[[ Entries provided open ]]

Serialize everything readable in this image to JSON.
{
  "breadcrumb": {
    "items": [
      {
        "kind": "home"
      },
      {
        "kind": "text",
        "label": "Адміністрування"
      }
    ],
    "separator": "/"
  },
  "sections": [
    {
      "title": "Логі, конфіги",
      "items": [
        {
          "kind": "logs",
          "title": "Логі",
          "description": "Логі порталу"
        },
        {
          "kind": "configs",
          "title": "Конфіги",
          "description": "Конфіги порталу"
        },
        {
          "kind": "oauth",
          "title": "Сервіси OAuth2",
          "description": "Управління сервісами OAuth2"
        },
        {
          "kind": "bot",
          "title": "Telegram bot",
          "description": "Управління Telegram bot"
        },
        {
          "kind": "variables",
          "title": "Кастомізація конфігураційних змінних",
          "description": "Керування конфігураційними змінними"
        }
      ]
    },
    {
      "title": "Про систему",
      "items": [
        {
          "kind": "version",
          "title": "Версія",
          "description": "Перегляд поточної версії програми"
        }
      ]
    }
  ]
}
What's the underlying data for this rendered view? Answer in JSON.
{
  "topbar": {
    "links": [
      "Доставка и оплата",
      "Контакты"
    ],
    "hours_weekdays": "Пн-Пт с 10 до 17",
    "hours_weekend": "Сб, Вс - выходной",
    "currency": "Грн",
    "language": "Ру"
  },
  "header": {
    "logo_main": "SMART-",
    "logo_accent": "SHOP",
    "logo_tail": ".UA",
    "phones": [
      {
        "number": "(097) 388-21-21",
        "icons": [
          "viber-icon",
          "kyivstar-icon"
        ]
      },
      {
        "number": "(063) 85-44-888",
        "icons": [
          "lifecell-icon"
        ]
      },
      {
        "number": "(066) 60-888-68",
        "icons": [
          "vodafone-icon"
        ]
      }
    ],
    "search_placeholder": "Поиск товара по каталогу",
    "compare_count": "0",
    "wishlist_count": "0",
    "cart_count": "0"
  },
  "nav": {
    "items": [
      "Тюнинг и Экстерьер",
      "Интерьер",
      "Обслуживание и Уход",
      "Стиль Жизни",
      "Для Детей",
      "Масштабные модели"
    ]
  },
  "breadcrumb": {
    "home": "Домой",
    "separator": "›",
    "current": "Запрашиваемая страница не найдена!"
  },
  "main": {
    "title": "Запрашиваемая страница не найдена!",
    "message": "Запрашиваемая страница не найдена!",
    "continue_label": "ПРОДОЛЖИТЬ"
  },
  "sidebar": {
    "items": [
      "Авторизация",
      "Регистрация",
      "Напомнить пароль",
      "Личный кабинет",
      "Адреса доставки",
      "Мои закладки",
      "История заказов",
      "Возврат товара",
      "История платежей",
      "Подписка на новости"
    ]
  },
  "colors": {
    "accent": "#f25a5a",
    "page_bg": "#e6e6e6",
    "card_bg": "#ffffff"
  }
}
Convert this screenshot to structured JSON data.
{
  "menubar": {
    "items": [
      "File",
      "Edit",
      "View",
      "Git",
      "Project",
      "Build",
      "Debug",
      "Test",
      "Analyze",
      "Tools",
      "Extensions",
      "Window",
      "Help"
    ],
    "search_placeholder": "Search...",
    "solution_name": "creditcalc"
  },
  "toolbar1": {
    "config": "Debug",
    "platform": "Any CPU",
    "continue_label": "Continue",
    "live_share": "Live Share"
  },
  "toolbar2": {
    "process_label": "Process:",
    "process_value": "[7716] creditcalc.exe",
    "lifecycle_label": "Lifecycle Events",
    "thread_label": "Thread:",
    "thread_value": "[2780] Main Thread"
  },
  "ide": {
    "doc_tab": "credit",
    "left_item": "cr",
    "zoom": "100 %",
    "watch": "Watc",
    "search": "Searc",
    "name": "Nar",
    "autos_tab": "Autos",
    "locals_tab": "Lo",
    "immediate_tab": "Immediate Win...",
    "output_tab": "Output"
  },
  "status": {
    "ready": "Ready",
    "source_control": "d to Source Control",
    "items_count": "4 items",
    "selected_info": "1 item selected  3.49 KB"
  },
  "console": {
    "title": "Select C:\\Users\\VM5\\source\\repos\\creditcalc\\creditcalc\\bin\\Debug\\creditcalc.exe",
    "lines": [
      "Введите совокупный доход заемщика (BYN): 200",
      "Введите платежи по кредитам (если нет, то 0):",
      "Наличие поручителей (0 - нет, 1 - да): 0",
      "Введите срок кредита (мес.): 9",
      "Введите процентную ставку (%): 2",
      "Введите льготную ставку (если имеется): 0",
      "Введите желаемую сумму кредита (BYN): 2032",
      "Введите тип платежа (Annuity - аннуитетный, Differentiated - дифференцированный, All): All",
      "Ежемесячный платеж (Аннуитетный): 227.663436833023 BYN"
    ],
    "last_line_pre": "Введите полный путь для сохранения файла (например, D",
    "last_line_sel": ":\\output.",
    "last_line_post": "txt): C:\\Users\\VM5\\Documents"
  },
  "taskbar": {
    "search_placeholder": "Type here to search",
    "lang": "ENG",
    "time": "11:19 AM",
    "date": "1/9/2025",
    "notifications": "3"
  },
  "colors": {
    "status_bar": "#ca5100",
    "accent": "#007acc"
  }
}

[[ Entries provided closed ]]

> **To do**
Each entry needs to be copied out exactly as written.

> **Solved problem**
Serialize everything readable in this image to JSON.
{
  "breadcrumb": {
    "items": [
      {
        "kind": "home"
      },
      {
        "kind": "text",
        "label": "Адміністрування"
      }
    ],
    "separator": "/"
  },
  "sections": [
    {
      "title": "Логі, конфіги",
      "items": [
        {
          "kind": "logs",
          "title": "Логі",
          "description": "Логі порталу"
        },
        {
          "kind": "configs",
          "title": "Конфіги",
          "description": "Конфіги порталу"
        },
        {
          "kind": "oauth",
          "title": "Сервіси OAuth2",
          "description": "Управління сервісами OAuth2"
        },
        {
          "kind": "bot",
          "title": "Telegram bot",
          "description": "Управління Telegram bot"
        },
        {
          "kind": "variables",
          "title": "Кастомізація конфігураційних змінних",
          "description": "Керування конфігураційними змінними"
        }
      ]
    },
    {
      "title": "Про систему",
      "items": [
        {
          "kind": "version",
          "title": "Версія",
          "description": "Перегляд поточної версії програми"
        }
      ]
    }
  ]
}
What's the underlying data for this rendered view? Answer in JSON.
{
  "topbar": {
    "links": [
      "Доставка и оплата",
      "Контакты"
    ],
    "hours_weekdays": "Пн-Пт с 10 до 17",
    "hours_weekend": "Сб, Вс - выходной",
    "currency": "Грн",
    "language": "Ру"
  },
  "header": {
    "logo_main": "SMART-",
    "logo_accent": "SHOP",
    "logo_tail": ".UA",
    "phones": [
      {
        "number": "(097) 388-21-21",
        "icons": [
          "viber-icon",
          "kyivstar-icon"
        ]
      },
      {
        "number": "(063) 85-44-888",
        "icons": [
          "lifecell-icon"
        ]
      },
      {
        "number": "(066) 60-888-68",
        "icons": [
          "vodafone-icon"
        ]
      }
    ],
    "search_placeholder": "Поиск товара по каталогу",
    "compare_count": "0",
    "wishlist_count": "0",
    "cart_count": "0"
  },
  "nav": {
    "items": [
      "Тюнинг и Экстерьер",
      "Интерьер",
      "Обслуживание и Уход",
      "Стиль Жизни",
      "Для Детей",
      "Масштабные модели"
    ]
  },
  "breadcrumb": {
    "home": "Домой",
    "separator": "›",
    "current": "Запрашиваемая страница не найдена!"
  },
  "main": {
    "title": "Запрашиваемая страница не найдена!",
    "message": "Запрашиваемая страница не найдена!",
    "continue_label": "ПРОДОЛЖИТЬ"
  },
  "sidebar": {
    "items": [
      "Авторизация",
      "Регистрация",
      "Напомнить пароль",
      "Личный кабинет",
      "Адреса доставки",
      "Мои закладки",
      "История заказов",
      "Возврат товара",
      "История платежей",
      "Подписка на новости"
    ]
  },
  "colors": {
    "accent": "#f25a5a",
    "page_bg": "#e6e6e6",
    "card_bg": "#ffffff"
  }
}
Convert this screenshot to structured JSON data.
{
  "menubar": {
    "items": [
      "File",
      "Edit",
      "View",
      "Git",
      "Project",
      "Build",
      "Debug",
      "Test",
      "Analyze",
      "Tools",
      "Extensions",
      "Window",
      "Help"
    ],
    "search_placeholder": "Search...",
    "solution_name": "creditcalc"
  },
  "toolbar1": {
    "config": "Debug",
    "platform": "Any CPU",
    "continue_label": "Continue",
    "live_share": "Live Share"
  },
  "toolbar2": {
    "process_label": "Process:",
    "process_value": "[7716] creditcalc.exe",
    "lifecycle_label": "Lifecycle Events",
    "thread_label": "Thread:",
    "thread_value": "[2780] Main Thread"
  },
  "ide": {
    "doc_tab": "credit",
    "left_item": "cr",
    "zoom": "100 %",
    "watch": "Watc",
    "search": "Searc",
    "name": "Nar",
    "autos_tab": "Autos",
    "locals_tab": "Lo",
    "immediate_tab": "Immediate Win...",
    "output_tab": "Output"
  },
  "status": {
    "ready": "Ready",
    "source_control": "d to Source Control",
    "items_count": "4 items",
    "selected_info": "1 item selected  3.49 KB"
  },
  "console": {
    "title": "Select C:\\Users\\VM5\\source\\repos\\creditcalc\\creditcalc\\bin\\Debug\\creditcalc.exe",
    "lines": [
      "Введите совокупный доход заемщика (BYN): 200",
      "Введите платежи по кредитам (если нет, то 0):",
      "Наличие поручителей (0 - нет, 1 - да): 0",
      "Введите срок кредита (мес.): 9",
      "Введите процентную ставку (%): 2",
      "Введите льготную ставку (если имеется): 0",
      "Введите желаемую сумму кредита (BYN): 2032",
      "Введите тип платежа (Annuity - аннуитетный, Differentiated - дифференцированный, All): All",
      "Ежемесячный платеж (Аннуитетный): 227.663436833023 BYN"
    ],
    "last_line_pre": "Введите полный путь для сохранения файла (например, D",
    "last_line_sel": ":\\output.",
    "last_line_post": "txt): C:\\Users\\VM5\\Documents"
  },
  "taskbar": {
    "search_placeholder": "Type here to search",
    "lang": "ENG",
    "time": "11:19 AM",
    "date": "1/9/2025",
    "notifications": "3"
  },
  "colors": {
    "status_bar": "#ca5100",
    "accent": "#007acc"
  }
}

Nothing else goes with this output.